gender bias in b-schools
Last week the Wall Street Journal reported that UCLA’s Anderson Graduate School of Management issued an internal report that found that the school is “inhospitable to women faculty.” The report contains both comparative data and anecdotal evidence suggesting that women faculty have experienced impediments to advancement.
Women made up 20% of tenure-track faculty at Anderson and 14.3% of those with tenure in the 2012-2013 academic year, including Dr. Olian, according to school figures. By comparison, an analysis of 16 peer institutions—including the business schools at the University of Virginia, Stanford University and University of Michigan—found that, on average, about 30% of tenure-track and 19.5% of tenured faculty were women in the 2012-2013 year…
The internal report states that women have high rates of job satisfaction when beginning careers at the school, but face a “lack of respect” regarding their work and “unevenly applied” standards on decisions about pay and promotions.
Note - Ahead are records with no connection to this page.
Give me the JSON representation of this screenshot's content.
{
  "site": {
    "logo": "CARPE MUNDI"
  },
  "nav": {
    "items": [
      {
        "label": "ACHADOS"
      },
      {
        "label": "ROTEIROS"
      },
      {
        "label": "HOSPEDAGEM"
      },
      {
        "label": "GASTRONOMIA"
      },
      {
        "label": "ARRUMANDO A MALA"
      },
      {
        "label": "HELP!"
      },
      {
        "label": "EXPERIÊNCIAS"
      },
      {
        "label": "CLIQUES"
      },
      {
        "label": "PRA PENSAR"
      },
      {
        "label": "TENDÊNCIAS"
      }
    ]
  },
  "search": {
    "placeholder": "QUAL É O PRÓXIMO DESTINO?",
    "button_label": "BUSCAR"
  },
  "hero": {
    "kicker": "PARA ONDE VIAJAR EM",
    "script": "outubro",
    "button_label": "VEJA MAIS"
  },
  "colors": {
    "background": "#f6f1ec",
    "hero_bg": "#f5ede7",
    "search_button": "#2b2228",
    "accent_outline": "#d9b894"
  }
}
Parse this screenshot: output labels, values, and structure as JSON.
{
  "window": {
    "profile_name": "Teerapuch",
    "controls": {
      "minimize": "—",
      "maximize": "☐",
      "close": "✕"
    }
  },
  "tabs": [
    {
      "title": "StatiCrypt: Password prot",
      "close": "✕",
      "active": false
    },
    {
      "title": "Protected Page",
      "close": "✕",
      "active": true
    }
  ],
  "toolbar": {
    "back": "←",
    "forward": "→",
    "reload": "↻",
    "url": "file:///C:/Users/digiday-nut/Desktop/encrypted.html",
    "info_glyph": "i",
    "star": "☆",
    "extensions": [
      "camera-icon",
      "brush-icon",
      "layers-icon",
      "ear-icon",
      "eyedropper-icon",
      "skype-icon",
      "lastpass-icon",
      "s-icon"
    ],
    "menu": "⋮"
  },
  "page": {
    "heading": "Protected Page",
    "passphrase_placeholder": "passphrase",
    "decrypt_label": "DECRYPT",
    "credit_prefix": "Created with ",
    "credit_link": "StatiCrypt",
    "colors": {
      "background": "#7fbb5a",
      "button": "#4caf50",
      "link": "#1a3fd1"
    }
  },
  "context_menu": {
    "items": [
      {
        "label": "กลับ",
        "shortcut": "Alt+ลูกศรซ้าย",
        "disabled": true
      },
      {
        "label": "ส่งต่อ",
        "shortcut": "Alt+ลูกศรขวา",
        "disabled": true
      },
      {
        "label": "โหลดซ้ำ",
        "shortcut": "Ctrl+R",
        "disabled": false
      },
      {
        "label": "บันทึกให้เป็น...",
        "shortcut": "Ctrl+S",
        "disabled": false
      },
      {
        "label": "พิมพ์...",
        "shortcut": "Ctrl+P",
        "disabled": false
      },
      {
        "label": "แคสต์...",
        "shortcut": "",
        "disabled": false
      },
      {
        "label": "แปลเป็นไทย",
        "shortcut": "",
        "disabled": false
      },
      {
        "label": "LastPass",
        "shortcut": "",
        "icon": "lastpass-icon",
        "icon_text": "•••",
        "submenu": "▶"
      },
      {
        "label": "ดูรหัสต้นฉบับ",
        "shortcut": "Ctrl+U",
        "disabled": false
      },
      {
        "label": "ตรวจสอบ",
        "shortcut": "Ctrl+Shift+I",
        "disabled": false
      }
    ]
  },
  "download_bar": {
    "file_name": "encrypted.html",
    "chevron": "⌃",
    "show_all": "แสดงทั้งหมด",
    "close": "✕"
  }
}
Twice in the past three years, the university’s governing academic body took the relatively rare step of overruling Dr. Olian, who had recommended against the promotion of one woman and against giving tenure to another, according to four Anderson professors.
In one case, the university found that policies allowing faculty to take parental leave without falling behind on the tenure track had been incorrectly applied to the candidate. In that same period, they said, a male candidate for promotion passed through the Anderson review, but didn’t get clearance from the university.
Even though UCLA’s business school stands out, the numbers reported in the article show that gender inequity plagues most top business schools. In 2010 45% of tenure-line faculty in psychology departments were women. In sociology, more than 50% of assistant professors are women, and roughly half of associate professors are women. Women in psychology and sociology are doing much better in attaining tenured positions than are women in business schools.
So why are women not more represented on business school faculty? One possible reason is that business schools are still dominated and/or highly influenced by economics, in which the gender composition is heavily slanted toward men. According to a Wall Street Journal article from last year, women only get 32% of PhDs in economics (compared to 58% in the other social sciences).
In 2012, women accounted for 28.3% of untenured assistant professors, 40% of untenured associate professors, 21.6% of tenured associate professors and just 11.6% of full tenured professors.
In other words, women in economics are more likely to end up in untenured adjunct positions than they are in tenured faculty positions. This gender inequity in economics seeps into business schools since this is the discipline that most influences our research and teaching.